→ Task objective: Copy all the lines of the data that include the word "普通配送".

→ Dataset records:
-----

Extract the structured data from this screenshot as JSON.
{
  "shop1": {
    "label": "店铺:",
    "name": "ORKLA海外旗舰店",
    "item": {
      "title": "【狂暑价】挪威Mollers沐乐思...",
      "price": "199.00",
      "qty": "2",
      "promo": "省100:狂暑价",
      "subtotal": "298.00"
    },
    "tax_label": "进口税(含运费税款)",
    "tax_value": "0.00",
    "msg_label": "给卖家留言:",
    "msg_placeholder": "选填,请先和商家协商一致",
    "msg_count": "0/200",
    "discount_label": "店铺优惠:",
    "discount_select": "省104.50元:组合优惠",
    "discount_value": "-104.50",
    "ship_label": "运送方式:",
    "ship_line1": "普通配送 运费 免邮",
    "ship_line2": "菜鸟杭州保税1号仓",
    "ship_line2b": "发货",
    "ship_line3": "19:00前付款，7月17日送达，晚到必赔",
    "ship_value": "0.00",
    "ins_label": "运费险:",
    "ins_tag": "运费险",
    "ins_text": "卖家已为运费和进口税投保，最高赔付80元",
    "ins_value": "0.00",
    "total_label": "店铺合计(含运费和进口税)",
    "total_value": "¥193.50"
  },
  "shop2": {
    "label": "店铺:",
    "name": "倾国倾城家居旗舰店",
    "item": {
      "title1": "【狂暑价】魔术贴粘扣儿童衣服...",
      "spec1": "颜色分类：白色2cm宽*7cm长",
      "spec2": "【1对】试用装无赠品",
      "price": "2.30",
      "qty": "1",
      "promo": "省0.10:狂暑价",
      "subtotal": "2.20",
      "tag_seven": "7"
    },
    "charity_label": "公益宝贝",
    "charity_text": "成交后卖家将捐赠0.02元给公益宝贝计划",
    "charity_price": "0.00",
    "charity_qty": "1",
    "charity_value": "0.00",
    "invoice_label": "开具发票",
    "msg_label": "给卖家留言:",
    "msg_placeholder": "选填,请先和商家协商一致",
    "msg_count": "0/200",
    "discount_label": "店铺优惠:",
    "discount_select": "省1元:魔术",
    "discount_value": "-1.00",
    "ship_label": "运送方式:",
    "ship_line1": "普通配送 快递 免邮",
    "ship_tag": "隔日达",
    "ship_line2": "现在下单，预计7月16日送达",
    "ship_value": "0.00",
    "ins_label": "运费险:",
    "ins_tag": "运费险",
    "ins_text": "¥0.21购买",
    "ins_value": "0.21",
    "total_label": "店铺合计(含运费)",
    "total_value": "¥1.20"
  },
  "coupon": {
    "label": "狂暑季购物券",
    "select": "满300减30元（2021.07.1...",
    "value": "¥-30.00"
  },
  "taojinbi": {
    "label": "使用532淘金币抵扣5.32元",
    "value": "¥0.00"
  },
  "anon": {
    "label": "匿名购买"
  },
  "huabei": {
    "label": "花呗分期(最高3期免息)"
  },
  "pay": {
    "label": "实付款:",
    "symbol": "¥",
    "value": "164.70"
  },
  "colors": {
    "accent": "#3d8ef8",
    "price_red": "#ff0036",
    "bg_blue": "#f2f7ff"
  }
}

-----

→ Solution for this problem:
    "ship_line1": "普通配送 运费 免邮",
    "ship_line1": "普通配送 快递 免邮",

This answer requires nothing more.